I raise my eyebrow at Alex as we follow Carmelo shuffling through what is clearly a much bigger space than we had anticipated from the outside. And as we move through his seemingly endless cavern looking more like Ali Baba’s workshop of treasures with every step, it becomes clear that Carmelo is not just the retired island mechanic.
He is a collector, a historian, a wiseman, an engineer and a curator of what I finally realise is no simple garage at all, but his very own private museum. He has a museum-worthy wartime memorabilia, from fully-outfitted navy uniforms to an air raid siren he whirs up to our amazement.
One-of-a-kind century-old antique engines Carmelo brought back to Gozo in pieces have been perfectly re-assembled and restored– machines that industrial collectors would only dream of finding examples of still in existence, much less fully functional.
Yes, of course that WWII generator works, Carmelo assures us. It’s the size of a truck, covered in a dusty blanket next to the chicken coop outside. “Crank it up”, he playfully challenges Alex, who Carmelo has recognised by now as a fellow student of engineering.
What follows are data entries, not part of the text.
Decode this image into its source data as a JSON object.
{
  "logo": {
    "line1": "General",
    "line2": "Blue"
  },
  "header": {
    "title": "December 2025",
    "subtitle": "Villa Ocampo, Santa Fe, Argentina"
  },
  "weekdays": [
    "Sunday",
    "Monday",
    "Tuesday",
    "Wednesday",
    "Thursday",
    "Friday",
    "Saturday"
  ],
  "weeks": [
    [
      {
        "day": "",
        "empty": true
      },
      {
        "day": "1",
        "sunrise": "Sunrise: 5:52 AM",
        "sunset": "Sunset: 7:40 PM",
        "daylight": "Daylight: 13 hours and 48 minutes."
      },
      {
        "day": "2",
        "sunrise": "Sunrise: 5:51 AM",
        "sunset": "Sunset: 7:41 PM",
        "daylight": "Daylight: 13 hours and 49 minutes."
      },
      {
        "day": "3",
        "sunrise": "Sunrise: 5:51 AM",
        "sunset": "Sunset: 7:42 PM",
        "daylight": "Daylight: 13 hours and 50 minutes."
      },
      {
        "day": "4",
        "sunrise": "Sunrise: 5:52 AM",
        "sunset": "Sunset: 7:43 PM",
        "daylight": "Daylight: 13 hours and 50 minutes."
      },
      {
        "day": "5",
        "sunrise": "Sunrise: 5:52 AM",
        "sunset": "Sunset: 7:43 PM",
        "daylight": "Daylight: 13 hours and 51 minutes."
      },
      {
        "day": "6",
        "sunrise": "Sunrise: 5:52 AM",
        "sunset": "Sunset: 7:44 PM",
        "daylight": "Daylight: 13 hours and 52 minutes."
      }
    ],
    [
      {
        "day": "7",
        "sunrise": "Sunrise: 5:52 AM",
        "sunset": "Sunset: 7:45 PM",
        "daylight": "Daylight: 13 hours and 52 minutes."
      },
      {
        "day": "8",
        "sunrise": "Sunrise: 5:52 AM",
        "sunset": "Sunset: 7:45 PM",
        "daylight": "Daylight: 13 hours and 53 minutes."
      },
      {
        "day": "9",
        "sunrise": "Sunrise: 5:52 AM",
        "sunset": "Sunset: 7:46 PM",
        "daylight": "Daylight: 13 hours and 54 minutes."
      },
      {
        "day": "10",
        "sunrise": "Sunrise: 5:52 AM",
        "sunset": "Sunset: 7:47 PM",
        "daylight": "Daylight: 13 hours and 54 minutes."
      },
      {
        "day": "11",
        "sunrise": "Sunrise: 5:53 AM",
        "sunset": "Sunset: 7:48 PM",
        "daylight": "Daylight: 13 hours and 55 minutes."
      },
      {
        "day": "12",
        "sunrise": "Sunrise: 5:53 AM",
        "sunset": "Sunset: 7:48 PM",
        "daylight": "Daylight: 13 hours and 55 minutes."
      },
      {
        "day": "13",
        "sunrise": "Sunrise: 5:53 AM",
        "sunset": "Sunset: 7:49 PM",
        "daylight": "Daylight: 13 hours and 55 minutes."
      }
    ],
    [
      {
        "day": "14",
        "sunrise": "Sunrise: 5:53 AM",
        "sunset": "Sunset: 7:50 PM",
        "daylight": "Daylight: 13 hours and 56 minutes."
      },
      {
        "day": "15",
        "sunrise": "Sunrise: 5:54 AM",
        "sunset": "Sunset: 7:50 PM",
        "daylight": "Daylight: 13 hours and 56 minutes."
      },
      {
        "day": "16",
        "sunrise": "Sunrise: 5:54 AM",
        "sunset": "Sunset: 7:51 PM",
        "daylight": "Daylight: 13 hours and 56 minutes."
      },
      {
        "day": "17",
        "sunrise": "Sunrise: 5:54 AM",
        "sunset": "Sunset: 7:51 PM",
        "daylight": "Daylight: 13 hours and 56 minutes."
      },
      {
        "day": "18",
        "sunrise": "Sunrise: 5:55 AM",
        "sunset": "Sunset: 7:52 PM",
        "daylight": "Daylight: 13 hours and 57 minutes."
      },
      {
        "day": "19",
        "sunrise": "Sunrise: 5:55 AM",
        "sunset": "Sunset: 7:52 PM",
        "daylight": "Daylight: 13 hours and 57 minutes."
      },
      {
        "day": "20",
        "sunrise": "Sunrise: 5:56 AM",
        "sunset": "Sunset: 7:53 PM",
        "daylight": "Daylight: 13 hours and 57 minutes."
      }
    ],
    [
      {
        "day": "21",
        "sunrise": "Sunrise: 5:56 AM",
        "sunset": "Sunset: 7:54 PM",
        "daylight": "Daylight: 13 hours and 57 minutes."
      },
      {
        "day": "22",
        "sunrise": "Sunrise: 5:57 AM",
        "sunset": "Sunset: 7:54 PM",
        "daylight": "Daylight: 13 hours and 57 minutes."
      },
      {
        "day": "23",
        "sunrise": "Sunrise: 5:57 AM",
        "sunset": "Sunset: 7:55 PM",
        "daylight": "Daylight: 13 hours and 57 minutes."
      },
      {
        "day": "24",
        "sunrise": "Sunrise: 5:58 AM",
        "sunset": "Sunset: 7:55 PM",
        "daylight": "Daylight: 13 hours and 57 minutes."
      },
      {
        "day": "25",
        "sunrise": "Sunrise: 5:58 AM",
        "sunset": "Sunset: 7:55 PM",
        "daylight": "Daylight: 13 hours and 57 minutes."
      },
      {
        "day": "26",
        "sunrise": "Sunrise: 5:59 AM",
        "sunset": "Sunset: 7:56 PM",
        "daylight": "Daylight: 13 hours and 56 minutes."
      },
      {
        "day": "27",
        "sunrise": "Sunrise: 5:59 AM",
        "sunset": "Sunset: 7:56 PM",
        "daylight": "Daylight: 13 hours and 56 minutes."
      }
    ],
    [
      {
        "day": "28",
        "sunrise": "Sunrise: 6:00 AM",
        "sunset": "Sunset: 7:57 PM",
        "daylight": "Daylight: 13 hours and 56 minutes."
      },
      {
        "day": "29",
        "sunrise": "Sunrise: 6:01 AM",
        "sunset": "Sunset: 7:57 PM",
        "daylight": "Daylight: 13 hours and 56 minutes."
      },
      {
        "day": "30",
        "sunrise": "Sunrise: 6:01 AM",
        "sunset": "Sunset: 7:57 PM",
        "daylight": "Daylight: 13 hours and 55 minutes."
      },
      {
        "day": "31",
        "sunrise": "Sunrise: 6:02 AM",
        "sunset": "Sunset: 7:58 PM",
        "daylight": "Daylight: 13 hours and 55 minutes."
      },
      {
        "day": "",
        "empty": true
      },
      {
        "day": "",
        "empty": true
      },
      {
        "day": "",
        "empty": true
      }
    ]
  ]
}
I’ve never particularly found myself interested by antique electric generators, but when I heard this hulking machine come to life after a few turns of the manual starting handle, it was like witnessing the resurrection of a mechanical ghost, coughing and stalling as it did, but rising from the dead nonetheless.
Everything in Carmelo’s workshop, forgotten by the outside world, has come back to life. It’s more than a museum, because in most museums, most of the things on display don’t work. Here, everything works because Carmelo has spent his life learning to repair them and keeping them alive.
He never went to engineering school but his earliest memories are running down to the port to watch the American soldiers arrive on the beach in 1942 with their 16 barges, carrying great machines of modern engineering. They built a military airport on the island, positioned to face German and Italian troops in Sicily.
Carmelo was hypnotised by the sudden invasion of American engineering on his tiny Mediterranean island. He is particularly proud of his American armoured tank and a Willys WII Jeep left behind by the Americans, hidden under blankets behind the fence of his backyard.
I ask if they’re for sale. “Everything is for sale,” he replies quickly. “I might be old and slow but I’m not crazy… I’ll sell.”
There’s a hopefulness in his voice, as if to tell me that he’s been waiting for his next customer for some time. Of course, Carmelo has no website (although he does own an iPad) and in his old age, he’s less likely to travel to find new buyers and seems to be living an increasingly isolated existence. Tucked away in this rural island village, many of his expertly restored treasures may never sell or find their rightful place in a museum.
From atop his 20 ton antique road flattener that he’s told me to go play on, I ask if his children or grandchildren share his passion and he tilts his hand with uncertainty. “Maybe next generation. For now, I keep going until I die. I don’t stop, I have nothing else to do but work on my machines and feed my chickens.”
Before we go he plays us a scratchy record on one of the antique gramophones he stores in his kitchen. The 1940s crooner echoes up the staircase of his farmhouse, he closes his eyes, looking as if he is remembering something, perhaps his wife.
He offers us tea in exchange for our extended company. Escorting us back towards the entrance of his workshop, Carmelo points up at an antique grandfather’s clock towering over us that he restored. “When I go, they will put me in the ground inside that.” I can’t tell if he’s serious or not.
“You tell your readers. I open everyday except during siesta.” I tell Carmelo that my readers are the kind of people that will come to find him. We shake hands warmly and he disappears back into the shadows with his machines.
You can find Carmelo’s workshop in the quiet Gozo village of Xaghra. Find it on the map here or the bus 322 will take you to the Xibla stop in the village. You can also email Carmelo with enquiries at firstname.lastname@example.org.